2018. Regan Bones (1:15:43) and Alice Mason (1:16:37)
2017. Craig Kirkwood. (1:12:16) and Jess Ruthe. (1:17:07)
2016. Ben Ruthe. (1:11:23) and Esther Keown (1:20:38)
2015. Ben Ruthe. (1:10:12) and Jess Ruthe (1:17:53)
2014. Kyle McDonald (1:10:06) and Lisa Robertson (1:16:23)
2013. Tony Payne. (1:10:56) and Jess Ruthe (1:17:01)

Pace Runners.
Thanks to Craig Kirkwood Coaching, four key pace runners will be on the start line for the 2019 Pay What You Want Tauranga Half Marathon.  If you are looking to achieve the finish times shown below do stick close by the clearly identified Craig Kirkwood Coaching pace runners on course.
– 1:30:00
– 1:40:00
– 1:50:00
– 2:00:00

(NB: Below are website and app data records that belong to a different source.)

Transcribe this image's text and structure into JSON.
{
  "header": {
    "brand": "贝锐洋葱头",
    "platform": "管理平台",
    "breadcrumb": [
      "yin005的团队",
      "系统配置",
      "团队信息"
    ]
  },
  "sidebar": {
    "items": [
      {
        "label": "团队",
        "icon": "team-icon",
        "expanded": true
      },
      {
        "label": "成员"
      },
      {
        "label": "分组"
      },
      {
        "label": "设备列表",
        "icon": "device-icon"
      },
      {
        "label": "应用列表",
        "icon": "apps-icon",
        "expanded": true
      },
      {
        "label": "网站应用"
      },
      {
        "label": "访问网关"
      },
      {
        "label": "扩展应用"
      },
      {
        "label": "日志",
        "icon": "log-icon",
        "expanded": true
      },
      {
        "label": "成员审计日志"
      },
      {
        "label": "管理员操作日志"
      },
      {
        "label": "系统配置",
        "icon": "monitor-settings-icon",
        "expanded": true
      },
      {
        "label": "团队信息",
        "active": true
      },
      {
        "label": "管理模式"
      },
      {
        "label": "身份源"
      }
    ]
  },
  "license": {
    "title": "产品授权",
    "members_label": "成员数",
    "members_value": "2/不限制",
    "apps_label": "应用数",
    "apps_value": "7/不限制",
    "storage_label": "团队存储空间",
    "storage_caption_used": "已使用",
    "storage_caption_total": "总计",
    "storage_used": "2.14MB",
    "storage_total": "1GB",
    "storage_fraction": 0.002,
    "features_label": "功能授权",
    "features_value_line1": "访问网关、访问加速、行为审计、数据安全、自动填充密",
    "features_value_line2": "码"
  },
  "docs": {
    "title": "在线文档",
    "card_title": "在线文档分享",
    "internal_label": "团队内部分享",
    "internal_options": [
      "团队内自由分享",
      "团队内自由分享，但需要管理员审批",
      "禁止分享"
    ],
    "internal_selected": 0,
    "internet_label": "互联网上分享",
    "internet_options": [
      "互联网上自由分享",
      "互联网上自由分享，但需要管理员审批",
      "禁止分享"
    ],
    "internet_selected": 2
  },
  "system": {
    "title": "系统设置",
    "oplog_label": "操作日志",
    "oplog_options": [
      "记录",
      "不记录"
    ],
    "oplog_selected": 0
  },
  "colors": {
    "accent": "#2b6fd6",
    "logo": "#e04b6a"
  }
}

Train Crossing Notes.
After approx 4.8km and again at the 15km mark, the event course crosses the railway lines on Maxwells Road. In the unlikely event the bells are sounding as you approach, you’ll simply be marshaled around a turn point on Maxwells Road prior to the railway lines and you’ll be on a detour which then merges back with the main event course less than 1km later. The “train detour” has been measured to IAAF standards too, so irrespective of any detour, each 21km entrant will run the exact same 21km distance on the day.

Let us take care of everything – you just enjoy your day!

Enter The 2019 Event Now
HOW DOES PWYW WORK?

– PWYW pricing for the 21km event is on until April the 4th, 2019. We’d love you to pay the entry fee you’d expect to pay for a professional event like this one, but ultimately you, the participant, decides. If you might not have entered yourself (and the kids?) because it adds up to more than you’d like…well welcome to PWYW baby!

– 10 days out from the event PWYW pricing will take a backseat. From April 5th, 2019 until event day, all 21km entries received will be charged our typical Standard Entry Fees ($65.00). We like to call this our “deterrent” pricing strategy. For PWYW to work, we need to have an accurate prediction of final entry numbers. This way, we hope fewer people will “wait and see”, and more people will enter early so the PWYW dream can live on. *fistbump*.